So I've decided I'm going to study Maxfield Parrish, an early 20th century illustrator and artist (why the heck are those considered two different things?) I find his work and technique infinitely fascinating. He has everything I'd hope for in a artist to study:

  • he was hugely prolific - a large body of work for me to look at and learn from
  • he talked about how he worked - really helpful when trying to work in his style
  • he had a brilliant and unique sense of color
  • he had a unique way of working, trying to accomodate the printing process, something I'm trying to do as well
  • he was highly motivated and made a living off his art
The last artist I studied that really helped my work out was John Singer Sargent, and he shared a lot in common with Parrish -- he too left records of how he worked, he was prolific, and he made a very pragmatic living off his work. I don't have much time for arsty fartsy role models who starve for their vision. I hated the Van Gogh month. The artistic whiner! Move out of your parents' house and start selling those $#%^ things!

I prefer learning from those who painted their visions and paid the electric bill. Why? Because I want to learn more than artistic technique from them. I want to learn from their charisma, chutzpah, dedication, ballsiness - whatever it was that made them make it when so many didn't. I know it's not just talent that gets you there. So I want to know how they did it.
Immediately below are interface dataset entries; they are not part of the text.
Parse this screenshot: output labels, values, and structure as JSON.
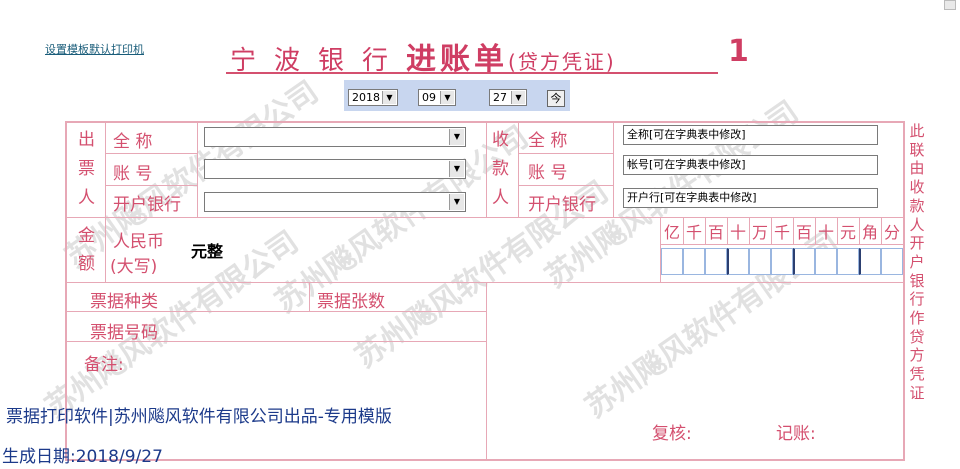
{
  "link": "设置模板默认打印机",
  "title": {
    "bank": "宁波银行",
    "doc": "进账单",
    "sub": "(贷方凭证)"
  },
  "page_no": "1",
  "date": {
    "year": "2018",
    "month": "09",
    "day": "27",
    "today_button": "今"
  },
  "payer": {
    "section_label": "出票人",
    "fullname_label": "全  称",
    "account_label": "账  号",
    "bank_label": "开户银行",
    "fullname": "",
    "account": "",
    "bank": ""
  },
  "payee": {
    "section_label": "收款人",
    "fullname_label": "全  称",
    "account_label": "账  号",
    "bank_label": "开户银行",
    "fullname": "全称[可在字典表中修改]",
    "account": "帐号[可在字典表中修改]",
    "bank": "开户行[可在字典表中修改]"
  },
  "amount": {
    "label": "金额",
    "rmb_label": "人民币",
    "rmb_sub": "(大写)",
    "words": "元整",
    "digits": [
      "亿",
      "千",
      "百",
      "十",
      "万",
      "千",
      "百",
      "十",
      "元",
      "角",
      "分"
    ]
  },
  "ticket": {
    "type_label": "票据种类",
    "count_label": "票据张数",
    "number_label": "票据号码"
  },
  "remark_label": "备注:",
  "review_label": "复核:",
  "bookkeep_label": "记账:",
  "side_text": "此联由收款人开户银行作贷方凭证",
  "watermark": "苏州飚风软件有限公司",
  "footer": {
    "line1": "票据打印软件|苏州飚风软件有限公司出品-专用模版",
    "line2": "生成日期:2018/9/27"
  },
  "colors": {
    "accent": "#d4506f",
    "footer": "#1c3a8a",
    "date_bar": "#c8d6ef"
  }
}
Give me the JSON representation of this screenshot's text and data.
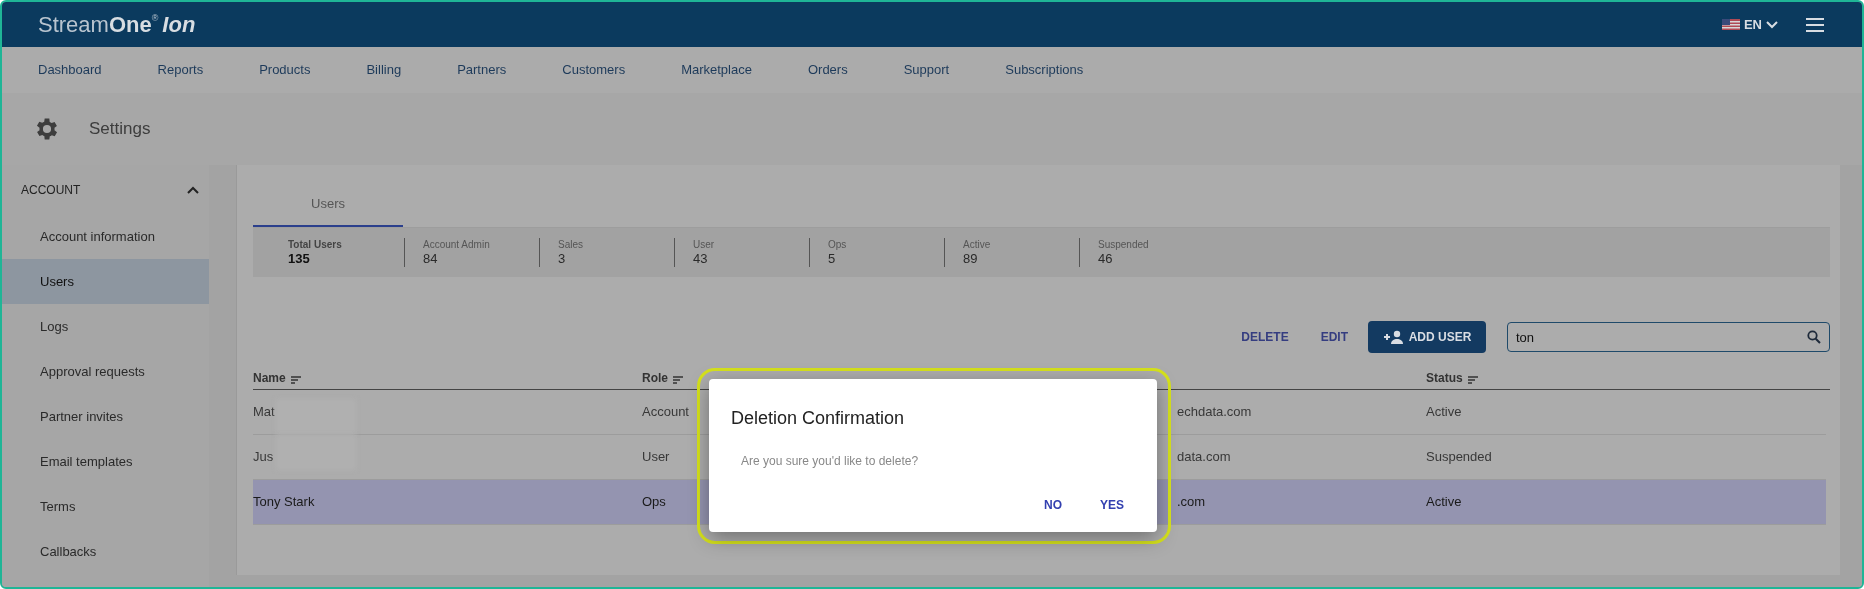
{
  "header": {
    "logo": {
      "part1": "Stream",
      "part2": "One",
      "mark": "®",
      "part3": "Ion"
    },
    "language": "EN"
  },
  "nav": [
    {
      "label": "Dashboard"
    },
    {
      "label": "Reports"
    },
    {
      "label": "Products"
    },
    {
      "label": "Billing"
    },
    {
      "label": "Partners"
    },
    {
      "label": "Customers"
    },
    {
      "label": "Marketplace"
    },
    {
      "label": "Orders"
    },
    {
      "label": "Support"
    },
    {
      "label": "Subscriptions"
    }
  ],
  "page_title": "Settings",
  "sidebar": {
    "section": "ACCOUNT",
    "expanded": true,
    "items": [
      {
        "label": "Account information",
        "selected": false
      },
      {
        "label": "Users",
        "selected": true
      },
      {
        "label": "Logs",
        "selected": false
      },
      {
        "label": "Approval requests",
        "selected": false
      },
      {
        "label": "Partner invites",
        "selected": false
      },
      {
        "label": "Email templates",
        "selected": false
      },
      {
        "label": "Terms",
        "selected": false
      },
      {
        "label": "Callbacks",
        "selected": false
      }
    ]
  },
  "tabs": [
    {
      "label": "Users",
      "selected": true
    }
  ],
  "stats": [
    {
      "label": "Total Users",
      "value": "135",
      "selected": true
    },
    {
      "label": "Account Admin",
      "value": "84",
      "selected": false
    },
    {
      "label": "Sales",
      "value": "3",
      "selected": false
    },
    {
      "label": "User",
      "value": "43",
      "selected": false
    },
    {
      "label": "Ops",
      "value": "5",
      "selected": false
    },
    {
      "label": "Active",
      "value": "89",
      "selected": false
    },
    {
      "label": "Suspended",
      "value": "46",
      "selected": false
    }
  ],
  "toolbar": {
    "delete": "DELETE",
    "edit": "EDIT",
    "add": "ADD USER",
    "search": {
      "value": "ton"
    }
  },
  "table": {
    "columns": [
      {
        "label": "Name"
      },
      {
        "label": "Role"
      },
      {
        "label": "Status"
      }
    ],
    "rows": [
      {
        "name": "Mat",
        "redacted": true,
        "role": "Account",
        "column_3": "echdata.com",
        "status": "Active",
        "selected": false
      },
      {
        "name": "Jus",
        "redacted": true,
        "role": "User",
        "column_3": "data.com",
        "status": "Suspended",
        "selected": false
      },
      {
        "name": "Tony Stark",
        "redacted": false,
        "role": "Ops",
        "column_3": ".com",
        "status": "Active",
        "selected": true
      }
    ]
  },
  "dialog": {
    "title": "Deletion Confirmation",
    "message": "Are you sure you'd like to delete?",
    "buttons": [
      "NO",
      "YES"
    ]
  }
}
Anyhoo. Back to Parrish. Wow. His career spanned decades and his style rocked the illustration world. His unique method of painting (thin layers of paint interspersed with layers of varnish) left his originals in ruins after his death, but that didn't really matter: Parrish's money was made in prints. Calendars, specifically. Yes, the originals sold -- and for a pretty penny (nowadays they have brought six and seven figures) -- but the prints were what paid the bills.

I'm very interested in that.

His lighting is intriguing. More often than not, his figures were backlit, much darker than the background, which was brilliantly lit and detailed. But it worked. I have to find out why. I can really get excited about what this could do for my art! Anyone else up for the challenge? The only requirements are you blog about it, do your best to learn something from the man and then create a piece of art influenced by Parrish (or you can do a direct copy -- very accepted method of learning and I really recommend it).

Here are some links to get you started. I'll be posting more about him this month as I figure out what I'm going to do as my Parrish project. I don't have any shows pressing on me at the moment, so I should have some time to donate to this. Let's go! Whoo!

A Place to Find His Work

Another Place to Find His Work

Discussion of His Techniques